The misbehavior of organisms.

  title={The misbehavior of organisms.},
  author={Keller Breland and Marian Breland},
  journal={American Psychologist},
THERE seems to be a continuing realization by psychologists that perhaps the white rat cannot reveal everything there is to know about behavior. Among the voices raised on this topic, Beach (1950) has emphasized the necessity of widening the range of species subjected to experimental techniques and conditions. However, psychologists as a whole do not seem to be heeding these admonitions, as Whalen (1961) has pointed out.
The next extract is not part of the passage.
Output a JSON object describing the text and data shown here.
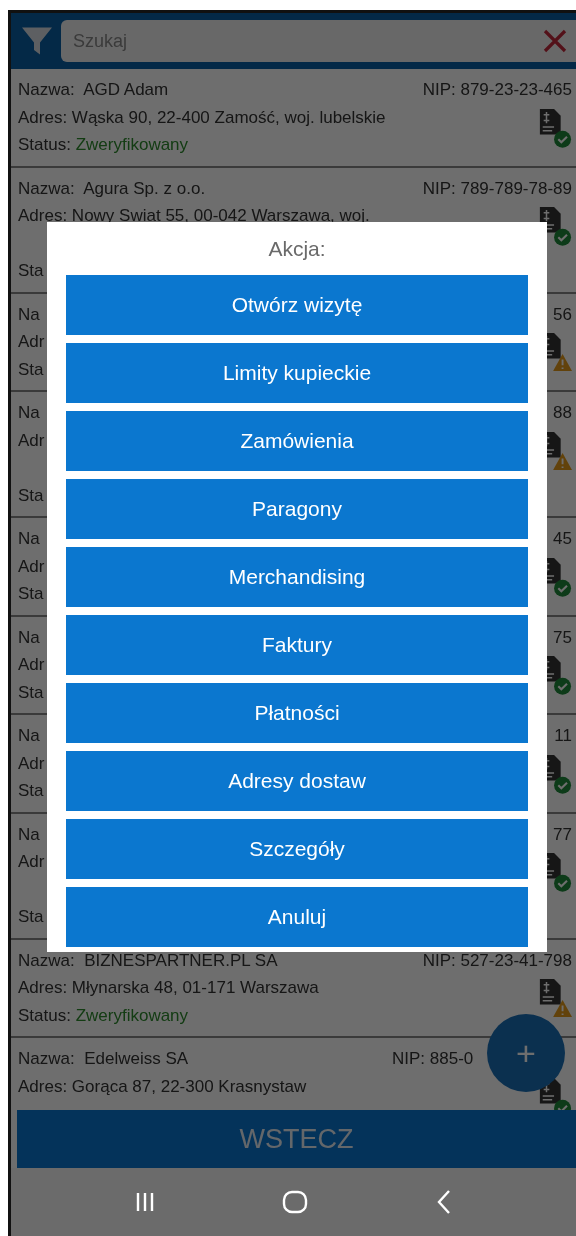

Perhaps this reluctance is due in part to some dark precognition of what… 

Natural and unnatural justice in animal care

It is not necessary to concur with Singer's position of drawing no line whatever between the moral status of humans and other species in order to welcome Dawkins's carefully considered suggestions
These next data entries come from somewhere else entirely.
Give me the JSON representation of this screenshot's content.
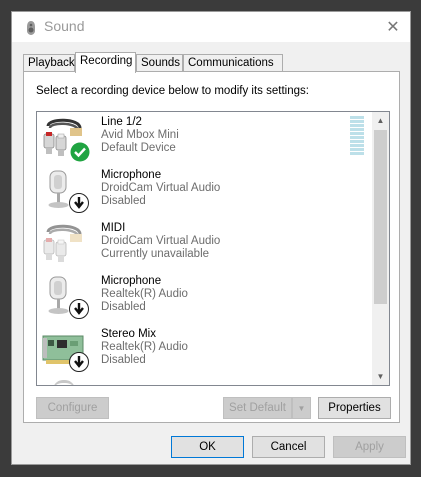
{
  "window": {
    "title": "Sound",
    "title_icon": "speaker-icon",
    "close_glyph": "✕"
  },
  "tabs": [
    {
      "label": "Playback",
      "active": false
    },
    {
      "label": "Recording",
      "active": true
    },
    {
      "label": "Sounds",
      "active": false
    },
    {
      "label": "Communications",
      "active": false
    }
  ],
  "recording": {
    "instruction": "Select a recording device below to modify its settings:",
    "devices": [
      {
        "name": "Line 1/2",
        "driver": "Avid Mbox Mini",
        "status": "Default Device",
        "icon": "line-in-cable-icon",
        "badge": "default-check-icon",
        "selected": false
      },
      {
        "name": "Microphone",
        "driver": "DroidCam Virtual Audio",
        "status": "Disabled",
        "icon": "microphone-icon",
        "badge": "disabled-arrow-icon",
        "selected": false
      },
      {
        "name": "MIDI",
        "driver": "DroidCam Virtual Audio",
        "status": "Currently unavailable",
        "icon": "line-in-cable-icon",
        "badge": "none",
        "selected": false
      },
      {
        "name": "Microphone",
        "driver": "Realtek(R) Audio",
        "status": "Disabled",
        "icon": "microphone-icon",
        "badge": "disabled-arrow-icon",
        "selected": false
      },
      {
        "name": "Stereo Mix",
        "driver": "Realtek(R) Audio",
        "status": "Disabled",
        "icon": "sound-card-icon",
        "badge": "disabled-arrow-icon",
        "selected": false
      }
    ],
    "level_meter_level": 0
  },
  "buttons": {
    "configure": "Configure",
    "set_default": "Set Default",
    "properties": "Properties",
    "ok": "OK",
    "cancel": "Cancel",
    "apply": "Apply"
  },
  "colors": {
    "accent": "#0078d7",
    "check_badge": "#20a442",
    "level_meter": "#bde0e9"
  }
}
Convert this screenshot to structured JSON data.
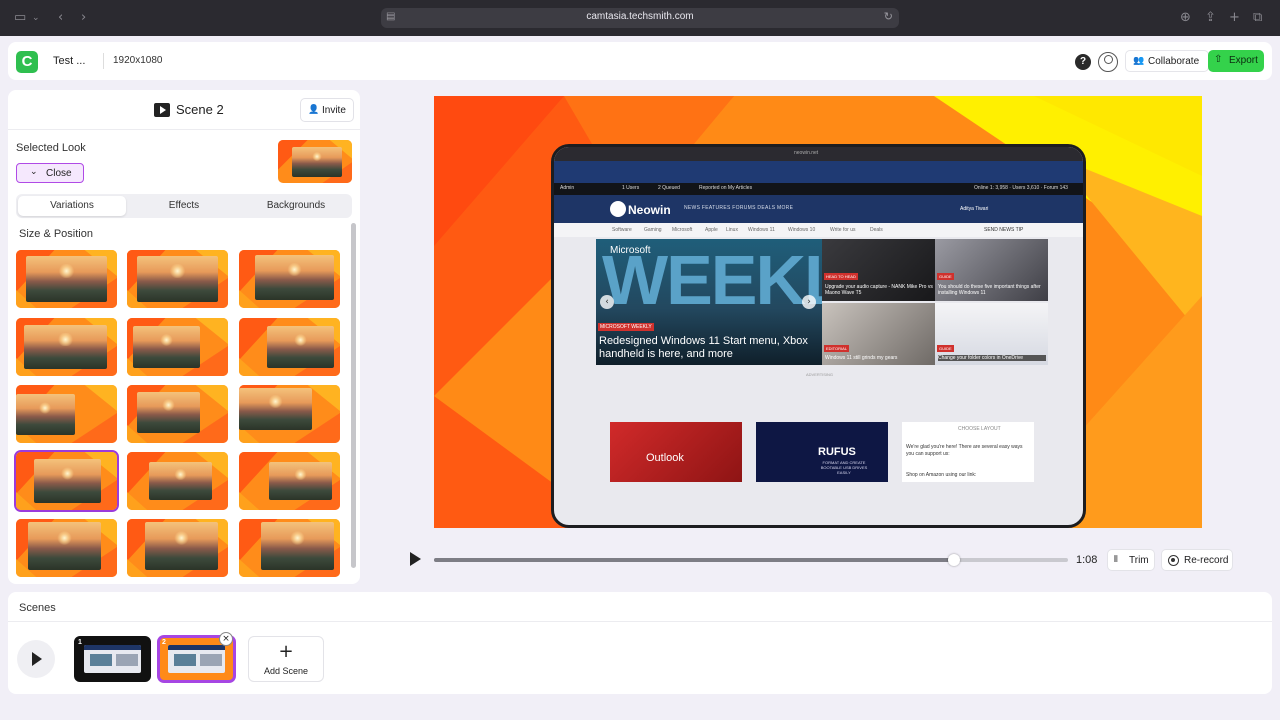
{
  "browser": {
    "url": "camtasia.techsmith.com"
  },
  "header": {
    "project_name": "Test ...",
    "resolution": "1920x1080",
    "help_label": "?",
    "collaborate_label": "Collaborate",
    "export_label": "Export",
    "brand_color": "#2fbf4f",
    "export_color": "#34d24b"
  },
  "panel": {
    "scene_title": "Scene 2",
    "invite_label": "Invite",
    "selected_look_label": "Selected Look",
    "close_label": "Close",
    "tabs": [
      {
        "label": "Variations",
        "active": true
      },
      {
        "label": "Effects",
        "active": false
      },
      {
        "label": "Backgrounds",
        "active": false
      }
    ],
    "section_label": "Size & Position",
    "selected_variation": 9,
    "variation_count": 15
  },
  "preview": {
    "device_url": "neowin.net",
    "top_strip": [
      "Admin",
      "1 Users",
      "2 Queued",
      "Reported on My Articles",
      "Online 1: 3,958 · Users 3,610 · Forum 143"
    ],
    "site_name": "Neowin",
    "nav_items": "NEWS    FEATURES    FORUMS    DEALS    MORE",
    "nav_user": "Aditya Tiwari",
    "sub_nav": [
      "Software",
      "Gaming",
      "Microsoft",
      "Apple",
      "Linux",
      "Windows 11",
      "Windows 10",
      "Write for us",
      "Deals"
    ],
    "send_news": "SEND NEWS TIP",
    "hero_brand": "Microsoft",
    "hero_word": "WEEKLY",
    "hero_tag": "MICROSOFT WEEKLY",
    "hero_title": "Redesigned Windows 11 Start menu, Xbox handheld is here, and more",
    "cards": [
      {
        "tag": "HEAD TO HEAD",
        "text": "Upgrade your audio capture - NANK Mike Pro vs Maono Wave T5"
      },
      {
        "tag": "GUIDE",
        "text": "You should do these five important things after installing Windows 11"
      },
      {
        "tag": "EDITORIAL",
        "text": "Windows 11 still grinds my gears"
      },
      {
        "tag": "GUIDE",
        "text": "Change your folder colors in OneDrive"
      }
    ],
    "ad_label": "ADVERTISING",
    "outlook_label": "Outlook",
    "rufus_title": "RUFUS",
    "rufus_sub": "FORMAT AND CREATE BOOTABLE USB DRIVES EASILY",
    "layout_label": "CHOOSE LAYOUT",
    "side_text": "We're glad you're here! There are several easy ways you can support us:",
    "side_shop": "Shop on Amazon using our link:"
  },
  "player": {
    "duration": "1:08",
    "progress": 0.82,
    "trim_label": "Trim",
    "rerecord_label": "Re-record"
  },
  "scenes": {
    "label": "Scenes",
    "items": [
      {
        "number": "1"
      },
      {
        "number": "2"
      }
    ],
    "remove_label": "×",
    "add_label": "Add Scene",
    "add_icon": "+"
  }
}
On Why There Are So Few Comparisons in Comparative Psychology

  • B. Mackenzie
  • Psychology, Biology
    International Journal of Comparative Psychology
  • 1989
The increasingly wide repudiation of the General Process View of Learning is providing the basis for a renewal ofcomparative studies of behavior.
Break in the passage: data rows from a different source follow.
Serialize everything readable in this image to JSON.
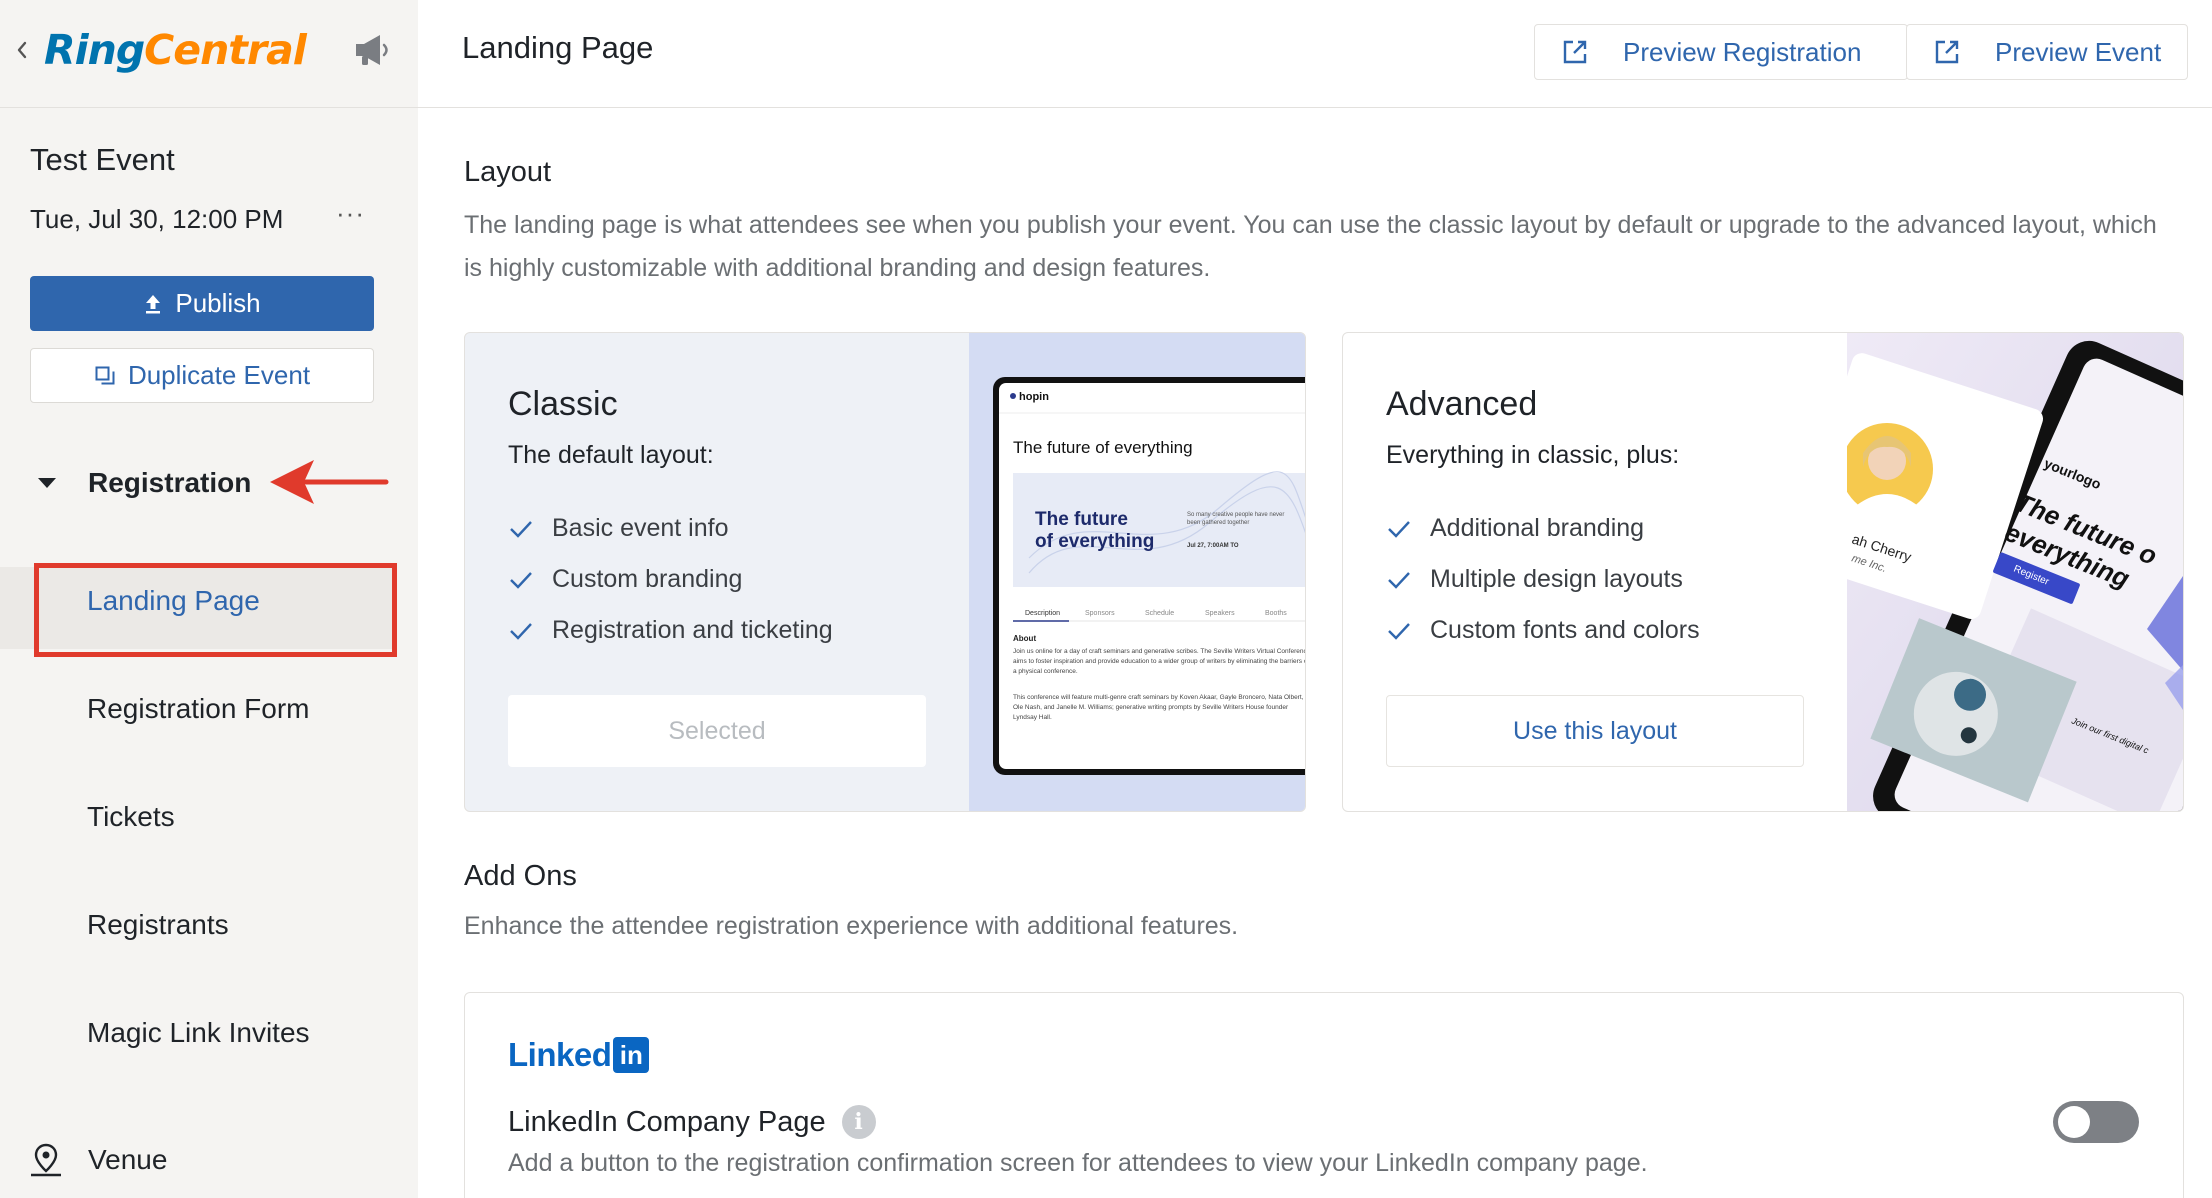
{
  "sidebar": {
    "logo": {
      "ring": "Ring",
      "central": "Central"
    },
    "event_title": "Test Event",
    "event_date": "Tue, Jul 30, 12:00 PM",
    "more_label": "···",
    "publish_label": "Publish",
    "duplicate_label": "Duplicate Event",
    "section_label": "Registration",
    "items": [
      {
        "label": "Landing Page",
        "active": true
      },
      {
        "label": "Registration Form"
      },
      {
        "label": "Tickets"
      },
      {
        "label": "Registrants"
      },
      {
        "label": "Magic Link Invites"
      }
    ],
    "venue_label": "Venue"
  },
  "header": {
    "title": "Landing Page",
    "preview_registration": "Preview Registration",
    "preview_event": "Preview Event"
  },
  "layout": {
    "heading": "Layout",
    "description": "The landing page is what attendees see when you publish your event. You can use the classic layout by default or upgrade to the advanced layout, which is highly customizable with additional branding and design features.",
    "classic": {
      "title": "Classic",
      "subtitle": "The default layout:",
      "features": [
        "Basic event info",
        "Custom branding",
        "Registration and ticketing"
      ],
      "button": "Selected",
      "preview": {
        "brand": "hopin",
        "headline": "The future of everything",
        "hero_line1": "The future",
        "hero_line2": "of everything",
        "hero_note": "So many creative people have never been gathered together",
        "hero_date": "Jul 27, 7:00AM TO",
        "tabs": [
          "Description",
          "Sponsors",
          "Schedule",
          "Speakers",
          "Booths"
        ],
        "about_label": "About",
        "about_text1": "Join us online for a day of craft seminars and generative scribes. The Seville Writers Virtual Conference aims to foster inspiration and provide education to a wider group of writers by eliminating the barriers of a physical conference.",
        "about_text2": "This conference will feature multi-genre craft seminars by Koven Akaar, Gayle Broncero, Nata Olbert, Ole Nash, and Janelle M. Williams; generative writing prompts by Seville Writers House founder Lyndsay Hall."
      }
    },
    "advanced": {
      "title": "Advanced",
      "subtitle": "Everything in classic, plus:",
      "features": [
        "Additional branding",
        "Multiple design layouts",
        "Custom fonts and colors"
      ],
      "button": "Use this layout",
      "preview": {
        "logo": "yourlogo",
        "headline1": "The future o",
        "headline2": "everything",
        "register": "Register",
        "name": "ah Cherry",
        "company": "me Inc.",
        "join": "Join our first digital c"
      }
    }
  },
  "addons": {
    "heading": "Add Ons",
    "description": "Enhance the attendee registration experience with additional features.",
    "linkedin": {
      "logo_text": "Linked",
      "logo_box": "in",
      "title": "LinkedIn Company Page",
      "info": "i",
      "description": "Add a button to the registration confirmation screen for attendees to view your LinkedIn company page.",
      "enabled": false
    }
  },
  "colors": {
    "accent": "#2f66ad",
    "highlight": "#e03a2c",
    "linkedin": "#0a66c2"
  }
}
A Comparative-Ecological Approach to the Study of Learning

The purpose of this chapter is to discuss the effects of a parameter which is present in every learning experiment, but about which the authors know relatively little about the species being tested, which has been studied relatively infrequently by animal learning psychologists.

Behavior analysis and biological factors.

Conceptual difficulties appear not to have discouraged interest in biological factors or biological constraints on learning, as evidenced by the two recent volumes on the subject that are the topic of this review.

The Biology of Learning

The original approach to the study of instinctive behavior, which amounted to little more than an exercise in taxonomy of instincts, has been replaced by analytic developmental studies which seek to reveal how a species' genotype and particular experiences interact to produce various instances of species-specific behavior.

Operant conditioning and natural selection

  • A. Colman
  • Psychology
    Behavioral and Brain Sciences
  • 1984
dates ofthese books were 1972-19H:3; I set a criterion of at least five years after publication of "Phylogeny" for a text to be included. While two-thirds (14) cited at least onc of his writings ,

B. F. Skinner and the flaws of sociobiology

The mere fact that behavior is adaptive does not indicate whether phylogenic or ontogenic processes have been responsible for it, and a more specific analysis is needed if to deal effectively with the two kinds of contingencies and their products.

Behavior theory: A contradiction in terms?

  • R. Luce
  • Psychology
    Behavioral and Brain Sciences
  • 1984
Skinner's major thesis in "Methods" is that theory is not needed in the study of behavior, where "theory" refers to "any explanation of an observed fact which appeals to events taking place somewhere

Can the Experimental Analysis of Behavior Rescue Psychology?

characterization of the properties of certain physical mechanisms." (His com-ment that they are "almost entirely unknown" will be challenged by many physiologists,) In that issue of Psychology Today

The misbehaviour of a metacognitive monkey.

This study bolsters previous findings that rhesus monkey behaviour in metacognition tasks is in some respects disassociated from mere food delivery/consumption, or even the avoidance of punishment, and weaken arguments that responses in such tests are solely associated with associative mechanisms.



Superstition in the pigeon.

  • B. Skinner
  • Psychology
    Journal of experimental psychology
  • 1948
This week’s citation classicmarch 23, 1981 is a reexamination of its the 'superstition' experiment: a reversible figure causality and contingency: some conceptual considerations superstitious behavior classroom game teaching.

A field of applied animal psychology.

Applied animal psychology brings together the two formerly unrelated fields of professional animal training and modern behavioral science and represents, it is believed, the first application of systematic behavior theory to the control of animal behavior.

The Study of Instinct

Ethology: the objective study of behaviour Behaviour as a reaction to external stimuli The internal factors responsible for the 'spontaneity' of behaviour Further considerations of the external

The Snark was a Boojum.

Comparative psychology.

  • D. Meyer
  • Psychology
    Annual review of psychology
  • 1955